Republican Gov. Kristi Noem ducked and dodged Sunday morning when asked if South Dakota would force a raped 10-year-old to give birth—eventually suggesting that “tragic situation” shouldn’t change her state’s restrictive abortion laws.
“The law today is that abortions are illegal except to save the life of the mother,” Noem told anchor Dana Bash on CNN’s State of the Union.
Bash had pressed Noem about the case of a 10-year-old girl in Ohio who was denied an abortion because she was three days past the state’s six-week abortion ban. The girl had to travel to Indiana for the procedure, according to the Indianapolis Star.
“Because this was a trigger law that was passed before you became governor, I want you to be clear, will the state of South Dakota going forward force a 10-year-old in that very same situation to have a baby?” Bash asked.
Noem began by avoiding the direct question, instead focusing on the little girl’s rapist.
“What’s incredible is that nobody’s talking about the pervert, horrible and deranged individual that raped a 10 year old,” Noem said. “What are we doing about that?”
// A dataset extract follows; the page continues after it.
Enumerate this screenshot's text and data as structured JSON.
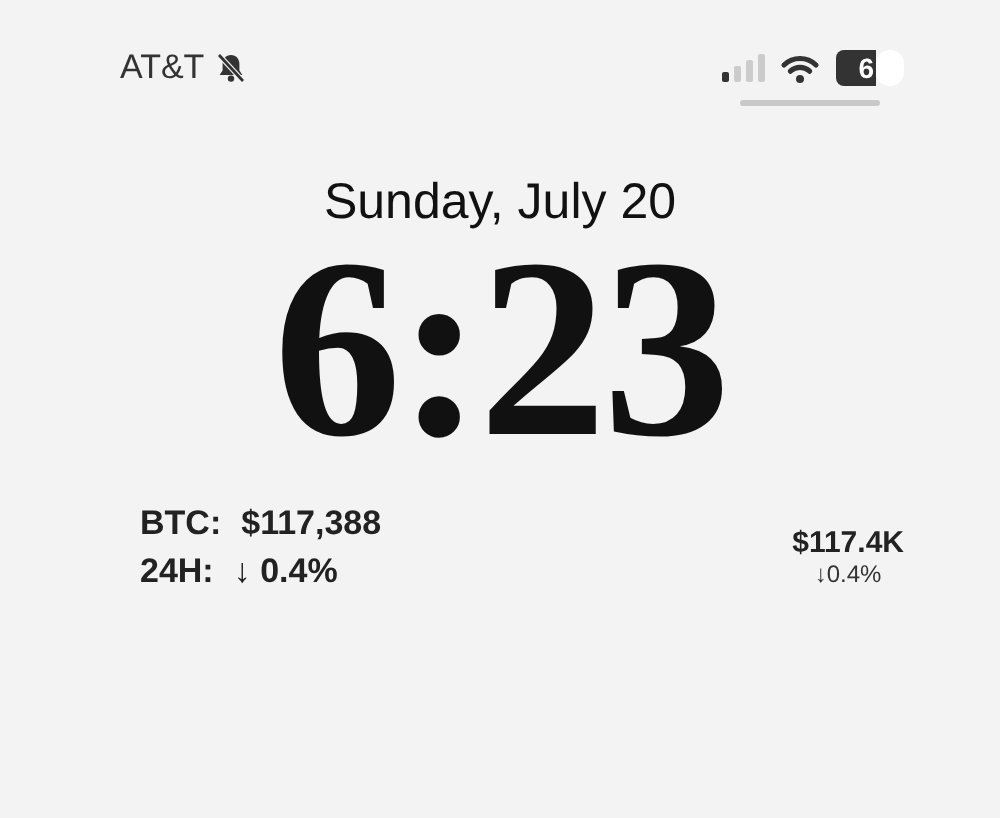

Bash agreed with her but pointed out that women are ultimately the ones who get pregnant. She then continued to press the governor—who recently signed an executive order prohibiting telemedicine abortions as part of the state’s total abortion ban—on whether she was “okay with a 10-year-old girl having to have a baby.”
“No, I’m never okay with that. That story will keep me up at night. It breaks my heart,” Noem responded.
Bash tried again, asking if she would “change the law to have an exception for a situation like that?”
“I can’t even imagine. What I would say is I don’t believe a tragic situation should be perpetuated by another tragedy,” Noem finally said. “And so there’s more that we’ve got to do to make sure that we really are living a life that says every life is precious, especially innocent lives that have been shattered like that 10-year-old girl.”
South Dakota was one of the 13 states to enforce a “trigger law“banning abortions as soon as the Supreme Court overturned Roe v. wadewhich guaranteed the right to an abortion, and Noem has continued to try and spin South Dakota’s decisions by advertising state resources to help support pregnancies, whether wanted or not.
Bash concludes her questioning by asking Noem—who has not kept her political aspirations quiet, even as her star has faded as Florida Gov. Ron DeSantis’ rises— the straightforward question: “Former President Trump may announce that he’s running as soon as this month. If he does, would you support him and would you like to be his running mate?”
“I think there’s a lot of people out there who would like to be his running mate. I don’t operate in the hypothetical,” Noem sidestepped. “I would be shocked if he asked and right now, I’m just so focused on South Dakota.”